Ken Barlow comes out for the Tories

And the world is blinded by Corrie star power.


What an opening shot. Scorsese, Cameron (James, not David), Tarantino, take note. THIS is how films should start. The swirling piano, the tracking shot of a be-scarved, leather-gloved protagonist wandering along a wintry, tree-lined path.

And then, cut. Straight to the red teacups. And William Roache (better known as Ken Barlow in Coronation Street) sitting at his kitchen table talking about death taxes.

The issue is important, yes. But Barlow? Really? It seems a shame to reduce an election campaign to a war of celebrities, but let's indulge that thought for a moment. The Lib Dems, apparently, have support from Kate Winslet, Chris Martin and Colin Firth. Labour has David Tennant and J K Rowling. And the Tories have Barlow (looking pretty suave for his 77 years).

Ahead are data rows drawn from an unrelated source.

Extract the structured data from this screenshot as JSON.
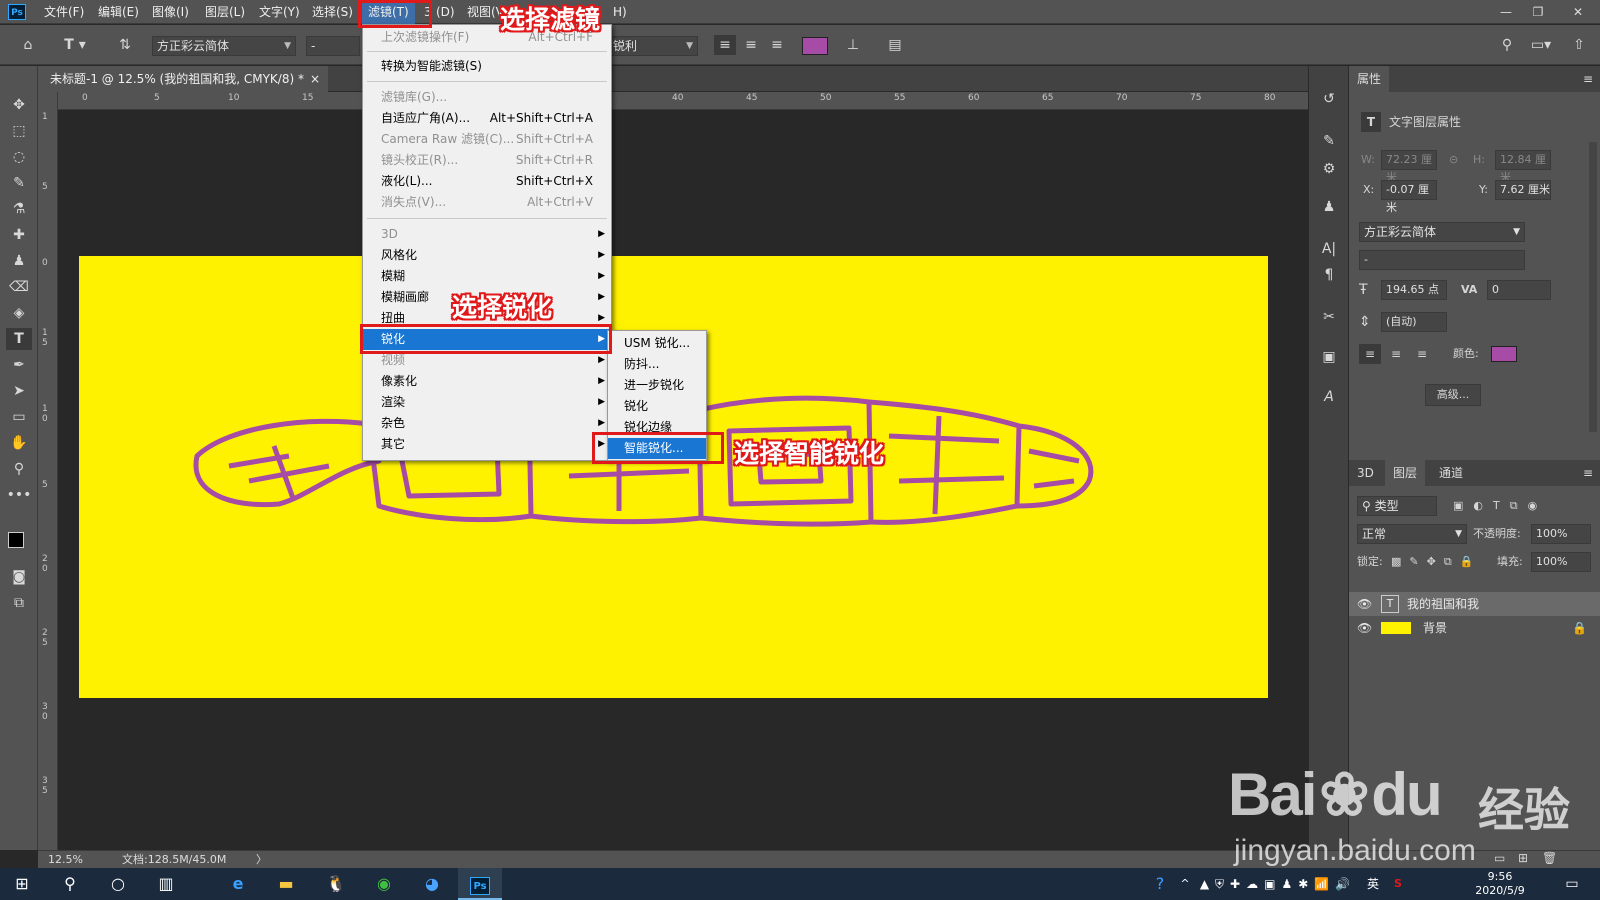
{
  "menubar": {
    "logo": "Ps",
    "items": [
      "文件(F)",
      "编辑(E)",
      "图像(I)",
      "图层(L)",
      "文字(Y)",
      "选择(S)",
      "滤镜(T)",
      "3",
      "(D)",
      "视图(V",
      "H)"
    ],
    "window_controls": [
      "—",
      "❐",
      "✕"
    ]
  },
  "options": {
    "font_family": "方正彩云简体",
    "font_style": "-",
    "antialias": "锐利",
    "text_color": "#a64ca6"
  },
  "document": {
    "tab_title": "未标题-1 @ 12.5% (我的祖国和我, CMYK/8) *",
    "tab_close": "×",
    "canvas_color": "#fff200",
    "ruler_h": [
      "0",
      "5",
      "10",
      "15",
      "40",
      "45",
      "50",
      "55",
      "60",
      "65",
      "70",
      "75",
      "80"
    ],
    "ruler_v": [
      "1",
      "5",
      "0",
      "1",
      "5",
      "1",
      "0",
      "5",
      "2",
      "0",
      "2",
      "5",
      "3",
      "0",
      "3",
      "5"
    ]
  },
  "filter_menu": {
    "items": [
      {
        "label": "上次滤镜操作(F)",
        "shortcut": "Alt+Ctrl+F",
        "disabled": true
      },
      {
        "label": "转换为智能滤镜(S)",
        "shortcut": "",
        "disabled": false
      },
      {
        "label": "滤镜库(G)...",
        "shortcut": "",
        "disabled": true
      },
      {
        "label": "自适应广角(A)...",
        "shortcut": "Alt+Shift+Ctrl+A",
        "disabled": false
      },
      {
        "label": "Camera Raw 滤镜(C)...",
        "shortcut": "Shift+Ctrl+A",
        "disabled": true
      },
      {
        "label": "镜头校正(R)...",
        "shortcut": "Shift+Ctrl+R",
        "disabled": true
      },
      {
        "label": "液化(L)...",
        "shortcut": "Shift+Ctrl+X",
        "disabled": false
      },
      {
        "label": "消失点(V)...",
        "shortcut": "Alt+Ctrl+V",
        "disabled": true
      },
      {
        "label": "3D",
        "shortcut": "",
        "disabled": true,
        "submenu": true
      },
      {
        "label": "风格化",
        "shortcut": "",
        "disabled": false,
        "submenu": true
      },
      {
        "label": "模糊",
        "shortcut": "",
        "disabled": false,
        "submenu": true
      },
      {
        "label": "模糊画廊",
        "shortcut": "",
        "disabled": false,
        "submenu": true
      },
      {
        "label": "扭曲",
        "shortcut": "",
        "disabled": false,
        "submenu": true
      },
      {
        "label": "锐化",
        "shortcut": "",
        "disabled": false,
        "submenu": true,
        "highlighted": true
      },
      {
        "label": "视频",
        "shortcut": "",
        "disabled": true,
        "submenu": true
      },
      {
        "label": "像素化",
        "shortcut": "",
        "disabled": false,
        "submenu": true
      },
      {
        "label": "渲染",
        "shortcut": "",
        "disabled": false,
        "submenu": true
      },
      {
        "label": "杂色",
        "shortcut": "",
        "disabled": false,
        "submenu": true
      },
      {
        "label": "其它",
        "shortcut": "",
        "disabled": false,
        "submenu": true
      }
    ]
  },
  "sharpen_submenu": {
    "items": [
      "USM 锐化...",
      "防抖...",
      "进一步锐化",
      "锐化",
      "锐化边缘",
      "智能锐化..."
    ],
    "highlighted_index": 5
  },
  "annotations": {
    "a1": "选择滤镜",
    "a2": "选择锐化",
    "a3": "选择智能锐化"
  },
  "properties": {
    "tab": "属性",
    "subtitle": "文字图层属性",
    "w_label": "W:",
    "w_value": "72.23 厘米",
    "h_label": "H:",
    "h_value": "12.84 厘米",
    "x_label": "X:",
    "x_value": "-0.07 厘米",
    "y_label": "Y:",
    "y_value": "7.62 厘米",
    "font": "方正彩云简体",
    "style": "-",
    "size": "194.65 点",
    "tracking": "0",
    "leading": "(自动)",
    "color_label": "颜色:",
    "color": "#a64ca6",
    "advanced": "高级..."
  },
  "layers_panel": {
    "tabs": [
      "3D",
      "图层",
      "通道"
    ],
    "filter": "类型",
    "blend": "正常",
    "opacity_label": "不透明度:",
    "opacity": "100%",
    "lock_label": "锁定:",
    "fill_label": "填充:",
    "fill": "100%",
    "layers": [
      {
        "name": "我的祖国和我",
        "type": "text"
      },
      {
        "name": "背景",
        "type": "fill",
        "color": "#fff200"
      }
    ]
  },
  "status": {
    "zoom": "12.5%",
    "doc": "文档:128.5M/45.0M",
    "arrow": "〉"
  },
  "taskbar": {
    "tray_lang": "英",
    "time": "9:56",
    "date": "2020/5/9"
  },
  "watermark": {
    "brand": "Bai",
    "brand2": "du",
    "cn": "经验",
    "url": "jingyan.baidu.com"
  }
}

He's got his script nailed, though -- appearing suitably anxious when talking about Labour's policies, earnest and academic as he wears his glasses to read weighty reports, and then solid and grandfatherly as he pledges his support to the Conservative Party.

Good old Barlow and his "dysfunctional" Coronation Street family, as he calls it. This is exactly what the modernising Tory party needs to show the world its fresher face.

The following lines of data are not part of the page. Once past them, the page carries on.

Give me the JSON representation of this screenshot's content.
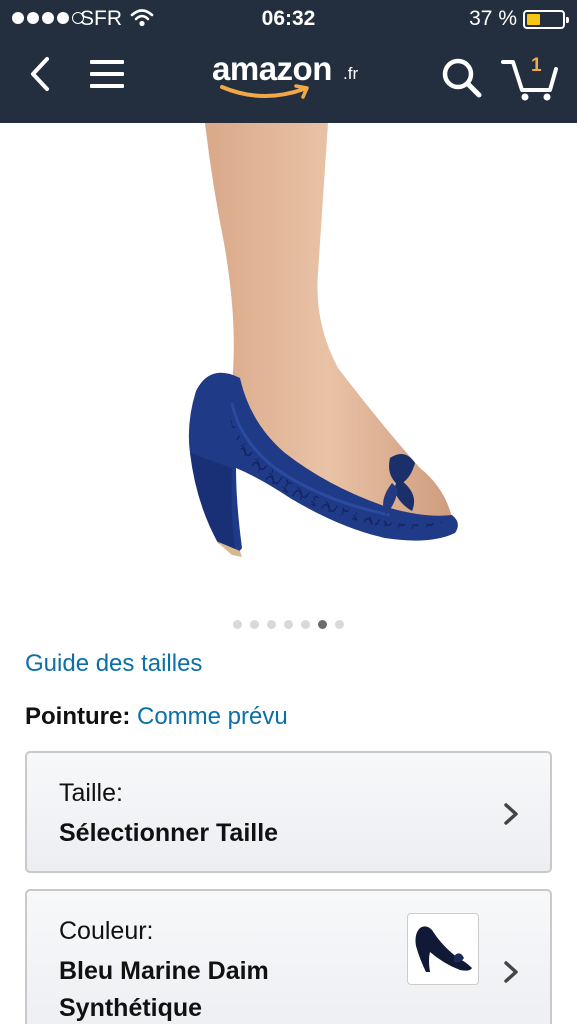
{
  "status_bar": {
    "carrier": "SFR",
    "time": "06:32",
    "battery_percent": "37 %",
    "battery_level": 0.37,
    "signal_bars": 4
  },
  "header": {
    "logo_text": "amazon",
    "logo_tld": ".fr",
    "cart_count": "1",
    "icons": [
      "back-chevron-icon",
      "hamburger-menu-icon",
      "search-icon",
      "cart-icon"
    ],
    "colors": {
      "bar": "#232f3e",
      "accent": "#f3a847"
    }
  },
  "gallery": {
    "total_images": 7,
    "active_index": 5
  },
  "size_guide": {
    "label": "Guide des tailles"
  },
  "pointure": {
    "label": "Pointure:",
    "value": "Comme prévu"
  },
  "size_selector": {
    "label": "Taille:",
    "value": "Sélectionner Taille"
  },
  "color_selector": {
    "label": "Couleur:",
    "value_line1": "Bleu Marine Daim",
    "value_line2": "Synthétique"
  },
  "link_color": "#0b6fa8"
}
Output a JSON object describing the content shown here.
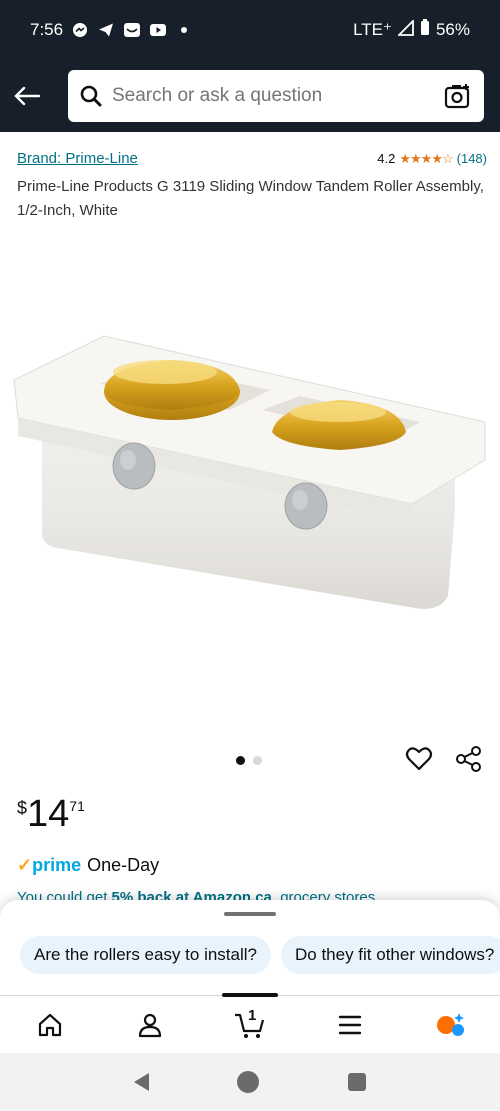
{
  "status_bar": {
    "time": "7:56",
    "network": "LTE⁺",
    "battery": "56%",
    "icons": [
      "messenger-icon",
      "telegram-icon",
      "inbox-icon",
      "youtube-icon",
      "dot-icon"
    ]
  },
  "search": {
    "placeholder": "Search or ask a question"
  },
  "product": {
    "brand": "Brand: Prime-Line",
    "rating": "4.2",
    "stars": "★★★★☆",
    "rating_count": "(148)",
    "title": "Prime-Line Products G 3119 Sliding Window Tandem Roller Assembly, 1/2-Inch, White",
    "image_alt": "white tandem roller assembly with two brass wheels"
  },
  "gallery": {
    "image_count": 2,
    "active_index": 0
  },
  "price": {
    "symbol": "$",
    "whole": "14",
    "fraction": "71"
  },
  "prime": {
    "check": "✓",
    "logo": "prime",
    "delivery": "One-Day"
  },
  "cashback": {
    "prefix": "You could get ",
    "bold": "5% back at Amazon.ca",
    "suffix": ", grocery stores"
  },
  "questions": [
    "Are the rollers easy to install?",
    "Do they fit other windows?"
  ],
  "nav": {
    "cart_count": "1"
  },
  "colors": {
    "header_bg": "#17202a",
    "link": "#007185",
    "star": "#de7921",
    "prime_blue": "#00a8e1",
    "chip_bg": "#e9f3fb"
  }
}
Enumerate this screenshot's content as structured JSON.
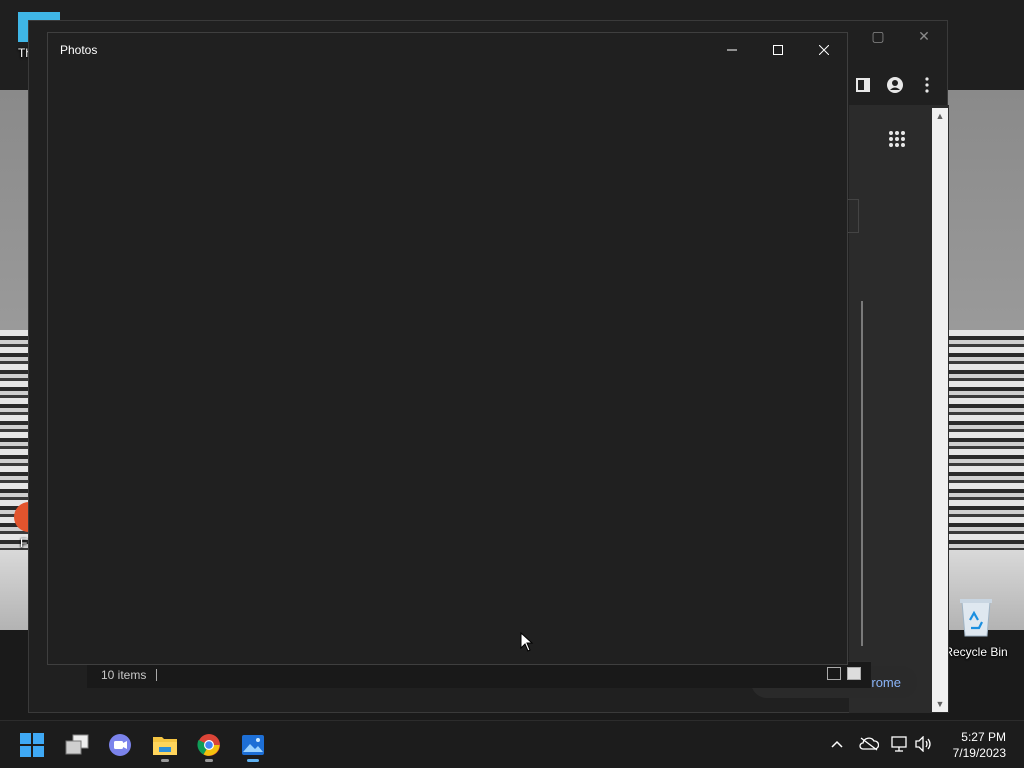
{
  "desktop": {
    "icons": [
      {
        "label": "Th"
      },
      {
        "label": "F"
      },
      {
        "label": "Recycle Bin"
      }
    ]
  },
  "background_window": {
    "status": {
      "items_count": "10 items"
    },
    "chrome_pill_text": "rome"
  },
  "photos_window": {
    "title": "Photos",
    "controls": {
      "minimize": "minimize-icon",
      "maximize": "maximize-icon",
      "close": "close-icon"
    }
  },
  "taskbar": {
    "apps": [
      {
        "name": "Start"
      },
      {
        "name": "Task View"
      },
      {
        "name": "Teams Chat"
      },
      {
        "name": "File Explorer"
      },
      {
        "name": "Google Chrome"
      },
      {
        "name": "Photos"
      }
    ],
    "clock": {
      "time": "5:27 PM",
      "date": "7/19/2023"
    }
  },
  "colors": {
    "window_bg": "#202020",
    "taskbar_bg": "#1c1c1c",
    "accent": "#5fb2f2",
    "link": "#8ab4f8"
  }
}
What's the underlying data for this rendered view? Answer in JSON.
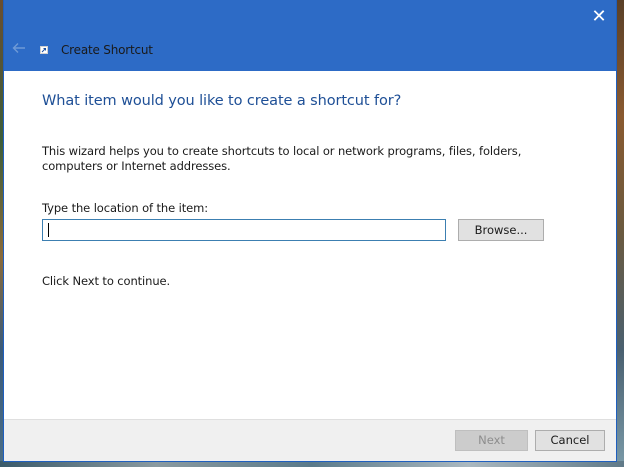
{
  "window": {
    "title": "Create Shortcut",
    "close_glyph": "✕",
    "back_icon": "back-arrow-icon",
    "app_icon": "shortcut-icon",
    "accent_color": "#2d6bc6"
  },
  "content": {
    "heading": "What item would you like to create a shortcut for?",
    "description": "This wizard helps you to create shortcuts to local or network programs, files, folders, computers or Internet addresses.",
    "location_label": "Type the location of the item:",
    "location_value": "",
    "browse_label": "Browse...",
    "continue_text": "Click Next to continue."
  },
  "footer": {
    "next_label": "Next",
    "next_enabled": false,
    "cancel_label": "Cancel"
  }
}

Sophie Elmhirst is features editor of the New Statesman

Getty Images.
Show Hide image

Voters are turning against Brexit but the Lib Dems aren't benefiting

Labour's pro-Brexit stance is not preventing it from winning the support of Remainers. Will that change?

More than a year after the UK voted for Brexit, there has been little sign of buyer's remorse. The public, including around a third of Remainers, are largely of the view that the government should "get on with it".

But as real wages are squeezed (owing to the Brexit-linked inflationary spike) there are tentative signs that the mood is changing. In the event of a second referendum, an Opinium/Observer poll found, 47 per cent would vote Remain, compared to 44 per cent for Leave. Support for a repeat vote is also increasing. Forty one per cent of the public now favour a second referendum (with 48 per cent opposed), compared to 33 per cent last December. 

The Liberal Democrats have made halting Brexit their raison d'être. But as public opinion turns, there is no sign they are benefiting. Since the election, Vince Cable's party has yet to exceed single figures in the polls, scoring a lowly 6 per cent in the Opinium survey (down from 7.4 per cent at the election). 

What accounts for this disparity? After their near-extinction in 2015, the Lib Dems remain either toxic or irrelevant to many voters. Labour, by contrast, despite its pro-Brexit stance, has hoovered up Remainers (55 per cent back Jeremy Corbyn's party). 

In some cases, this reflects voters' other priorities. Remainers are prepared to support Labour on account of the party's stances on austerity, housing and education. Corbyn, meanwhile, is a eurosceptic whose internationalism and pro-migration reputation endear him to EU supporters. Other Remainers rewarded Labour MPs who voted against Article 50, rebelling against the leadership's stance. 

But the trend also partly reflects ignorance. By saying little on the subject of Brexit, Corbyn and Labour allowed Remainers to assume the best. Though there is little evidence that voters will abandon Corbyn over his EU stance, the potential exists.

For this reason, the proposal of a new party will continue to recur. By challenging Labour over Brexit, without the toxicity of Lib Dems, it would sharpen the choice before voters. Though it would not win an election, a new party could force Corbyn to soften his stance on Brexit or to offer a second referendum (mirroring Ukip's effect on the Conservatives).

The greatest problem for the project is that it lacks support where it counts: among MPs. For reasons of tribalism and strategy, there is no emergent "Gang of Four" ready to helm a new party. In the absence of a new convulsion, the UK may turn against Brexit without the anti-Brexiteers benefiting. 

George Eaton is political editor of the New Statesman.